Work to be completed
Needed from the data below: all lines that contain the word "Einsatzstatus".

Page and application data records:
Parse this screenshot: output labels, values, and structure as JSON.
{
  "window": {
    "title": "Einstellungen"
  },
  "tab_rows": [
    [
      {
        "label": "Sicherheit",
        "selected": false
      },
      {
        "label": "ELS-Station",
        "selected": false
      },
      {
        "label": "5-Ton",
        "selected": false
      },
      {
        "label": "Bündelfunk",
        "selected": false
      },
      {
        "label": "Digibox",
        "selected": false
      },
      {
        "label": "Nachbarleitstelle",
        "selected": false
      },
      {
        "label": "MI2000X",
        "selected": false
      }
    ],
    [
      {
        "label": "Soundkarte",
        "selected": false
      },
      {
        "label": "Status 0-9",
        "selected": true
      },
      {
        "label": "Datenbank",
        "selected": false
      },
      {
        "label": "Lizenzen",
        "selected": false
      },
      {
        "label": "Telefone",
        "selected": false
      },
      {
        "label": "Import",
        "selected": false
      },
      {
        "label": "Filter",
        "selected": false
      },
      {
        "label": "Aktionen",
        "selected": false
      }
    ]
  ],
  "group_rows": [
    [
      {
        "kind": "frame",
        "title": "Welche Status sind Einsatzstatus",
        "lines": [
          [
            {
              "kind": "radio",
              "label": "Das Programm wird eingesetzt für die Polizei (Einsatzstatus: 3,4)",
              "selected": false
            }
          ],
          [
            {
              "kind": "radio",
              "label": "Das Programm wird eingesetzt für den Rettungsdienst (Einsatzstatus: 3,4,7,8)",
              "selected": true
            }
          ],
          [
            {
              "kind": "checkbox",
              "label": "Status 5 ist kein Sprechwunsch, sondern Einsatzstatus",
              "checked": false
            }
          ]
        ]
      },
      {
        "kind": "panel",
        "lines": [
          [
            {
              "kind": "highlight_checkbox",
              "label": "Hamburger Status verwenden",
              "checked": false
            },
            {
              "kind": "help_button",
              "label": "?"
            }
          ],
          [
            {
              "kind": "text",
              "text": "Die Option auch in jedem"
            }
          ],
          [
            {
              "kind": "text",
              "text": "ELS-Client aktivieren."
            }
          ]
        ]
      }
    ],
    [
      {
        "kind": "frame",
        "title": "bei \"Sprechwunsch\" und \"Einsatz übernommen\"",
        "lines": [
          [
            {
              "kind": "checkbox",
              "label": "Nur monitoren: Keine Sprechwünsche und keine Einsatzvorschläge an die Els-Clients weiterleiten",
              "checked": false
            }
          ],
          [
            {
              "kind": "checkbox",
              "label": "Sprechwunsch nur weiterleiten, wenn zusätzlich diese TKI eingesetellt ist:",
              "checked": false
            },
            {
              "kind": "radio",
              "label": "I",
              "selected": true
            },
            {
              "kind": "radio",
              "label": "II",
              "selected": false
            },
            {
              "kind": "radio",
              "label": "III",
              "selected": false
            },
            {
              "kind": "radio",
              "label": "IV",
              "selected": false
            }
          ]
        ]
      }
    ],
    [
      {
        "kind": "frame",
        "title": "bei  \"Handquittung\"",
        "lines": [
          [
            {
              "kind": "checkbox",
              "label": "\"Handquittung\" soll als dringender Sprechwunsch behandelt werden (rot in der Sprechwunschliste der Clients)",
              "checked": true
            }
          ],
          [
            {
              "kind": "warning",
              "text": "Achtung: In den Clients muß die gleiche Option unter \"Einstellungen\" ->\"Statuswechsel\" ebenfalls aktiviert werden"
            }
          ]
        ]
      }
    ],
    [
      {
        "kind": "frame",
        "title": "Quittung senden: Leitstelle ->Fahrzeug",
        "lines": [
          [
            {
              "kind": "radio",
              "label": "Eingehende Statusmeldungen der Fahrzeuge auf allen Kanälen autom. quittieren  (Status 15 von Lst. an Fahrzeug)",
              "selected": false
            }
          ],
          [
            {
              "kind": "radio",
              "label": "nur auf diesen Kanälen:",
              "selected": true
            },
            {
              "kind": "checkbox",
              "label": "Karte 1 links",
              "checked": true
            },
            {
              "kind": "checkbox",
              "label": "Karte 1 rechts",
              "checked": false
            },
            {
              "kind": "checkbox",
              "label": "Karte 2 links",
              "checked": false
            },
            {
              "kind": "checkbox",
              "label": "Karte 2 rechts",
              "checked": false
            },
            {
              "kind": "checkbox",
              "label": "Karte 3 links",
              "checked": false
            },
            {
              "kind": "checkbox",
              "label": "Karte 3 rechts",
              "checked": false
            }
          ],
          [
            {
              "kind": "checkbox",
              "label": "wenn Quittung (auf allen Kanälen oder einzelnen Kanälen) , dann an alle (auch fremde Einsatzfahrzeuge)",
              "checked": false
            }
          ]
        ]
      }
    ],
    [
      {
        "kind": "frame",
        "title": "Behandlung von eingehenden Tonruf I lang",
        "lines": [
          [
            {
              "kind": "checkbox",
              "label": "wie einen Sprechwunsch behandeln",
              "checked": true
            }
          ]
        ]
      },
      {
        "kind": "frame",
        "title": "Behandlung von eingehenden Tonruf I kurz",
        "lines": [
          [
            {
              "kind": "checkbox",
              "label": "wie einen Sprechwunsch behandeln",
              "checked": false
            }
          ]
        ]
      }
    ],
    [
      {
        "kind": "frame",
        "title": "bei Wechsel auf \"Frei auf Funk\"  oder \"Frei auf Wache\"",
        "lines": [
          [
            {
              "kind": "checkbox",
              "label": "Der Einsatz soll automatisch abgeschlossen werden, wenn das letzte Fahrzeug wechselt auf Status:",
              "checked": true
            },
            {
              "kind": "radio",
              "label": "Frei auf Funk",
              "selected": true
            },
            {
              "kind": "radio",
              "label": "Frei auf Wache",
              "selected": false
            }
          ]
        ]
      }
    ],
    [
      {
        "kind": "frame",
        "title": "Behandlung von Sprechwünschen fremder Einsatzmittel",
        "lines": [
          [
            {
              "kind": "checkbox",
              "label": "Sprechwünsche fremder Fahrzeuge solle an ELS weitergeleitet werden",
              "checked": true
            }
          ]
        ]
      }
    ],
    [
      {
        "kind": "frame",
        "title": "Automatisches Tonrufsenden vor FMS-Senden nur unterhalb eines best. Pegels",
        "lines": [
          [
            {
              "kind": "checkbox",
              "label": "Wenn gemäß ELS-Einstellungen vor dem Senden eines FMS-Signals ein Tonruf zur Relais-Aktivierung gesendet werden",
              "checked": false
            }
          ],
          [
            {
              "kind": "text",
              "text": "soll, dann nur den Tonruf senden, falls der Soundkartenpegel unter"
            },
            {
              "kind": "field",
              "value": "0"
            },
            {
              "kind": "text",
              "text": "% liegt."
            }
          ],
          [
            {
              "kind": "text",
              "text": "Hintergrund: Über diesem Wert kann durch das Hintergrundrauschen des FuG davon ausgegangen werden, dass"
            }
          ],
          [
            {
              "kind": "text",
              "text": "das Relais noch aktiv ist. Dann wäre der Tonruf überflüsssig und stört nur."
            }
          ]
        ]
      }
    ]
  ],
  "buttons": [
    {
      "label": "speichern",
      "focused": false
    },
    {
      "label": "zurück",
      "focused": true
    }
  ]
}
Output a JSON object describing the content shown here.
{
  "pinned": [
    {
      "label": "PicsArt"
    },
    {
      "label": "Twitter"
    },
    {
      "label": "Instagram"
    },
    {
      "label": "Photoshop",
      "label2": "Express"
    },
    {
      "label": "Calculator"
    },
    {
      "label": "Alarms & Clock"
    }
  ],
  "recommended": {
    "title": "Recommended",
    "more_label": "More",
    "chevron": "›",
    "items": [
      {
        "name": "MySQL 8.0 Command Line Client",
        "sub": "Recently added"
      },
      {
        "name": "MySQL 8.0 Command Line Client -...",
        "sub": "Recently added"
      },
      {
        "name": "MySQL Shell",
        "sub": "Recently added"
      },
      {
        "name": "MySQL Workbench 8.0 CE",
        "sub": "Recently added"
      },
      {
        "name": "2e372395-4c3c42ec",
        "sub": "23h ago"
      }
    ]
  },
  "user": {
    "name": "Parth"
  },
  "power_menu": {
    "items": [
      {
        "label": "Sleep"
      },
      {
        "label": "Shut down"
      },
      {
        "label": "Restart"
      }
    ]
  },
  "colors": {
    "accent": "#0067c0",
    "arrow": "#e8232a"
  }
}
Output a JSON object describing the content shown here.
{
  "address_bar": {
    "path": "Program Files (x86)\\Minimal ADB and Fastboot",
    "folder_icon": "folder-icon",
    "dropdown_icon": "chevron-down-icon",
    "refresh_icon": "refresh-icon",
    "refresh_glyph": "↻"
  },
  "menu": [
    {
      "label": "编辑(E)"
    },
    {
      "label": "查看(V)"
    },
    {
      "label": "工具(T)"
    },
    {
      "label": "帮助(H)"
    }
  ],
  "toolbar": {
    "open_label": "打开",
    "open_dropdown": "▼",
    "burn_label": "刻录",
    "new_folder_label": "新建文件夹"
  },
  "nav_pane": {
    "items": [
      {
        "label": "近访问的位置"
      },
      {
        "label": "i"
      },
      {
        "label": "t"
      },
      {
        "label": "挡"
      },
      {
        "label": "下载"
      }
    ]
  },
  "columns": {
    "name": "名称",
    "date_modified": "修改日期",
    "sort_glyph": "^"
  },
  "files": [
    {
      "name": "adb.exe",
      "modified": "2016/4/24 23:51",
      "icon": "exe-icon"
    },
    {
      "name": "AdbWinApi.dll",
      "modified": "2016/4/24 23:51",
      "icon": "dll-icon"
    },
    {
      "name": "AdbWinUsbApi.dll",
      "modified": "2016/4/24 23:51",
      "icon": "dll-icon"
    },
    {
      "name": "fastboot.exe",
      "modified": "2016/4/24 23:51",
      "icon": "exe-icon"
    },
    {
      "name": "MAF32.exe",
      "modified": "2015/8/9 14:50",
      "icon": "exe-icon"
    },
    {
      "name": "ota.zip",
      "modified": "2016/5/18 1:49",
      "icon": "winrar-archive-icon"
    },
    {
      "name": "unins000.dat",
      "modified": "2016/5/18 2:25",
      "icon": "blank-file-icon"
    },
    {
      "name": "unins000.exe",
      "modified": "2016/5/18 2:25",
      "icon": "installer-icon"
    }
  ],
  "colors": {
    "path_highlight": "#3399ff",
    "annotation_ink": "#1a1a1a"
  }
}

Solution
        "title": "Welche Status sind Einsatzstatus",
              "label": "Das Programm wird eingesetzt für die Polizei (Einsatzstatus: 3,4)",
              "label": "Das Programm wird eingesetzt für den Rettungsdienst (Einsatzstatus: 3,4,7,8)",
              "label": "Status 5 ist kein Sprechwunsch, sondern Einsatzstatus",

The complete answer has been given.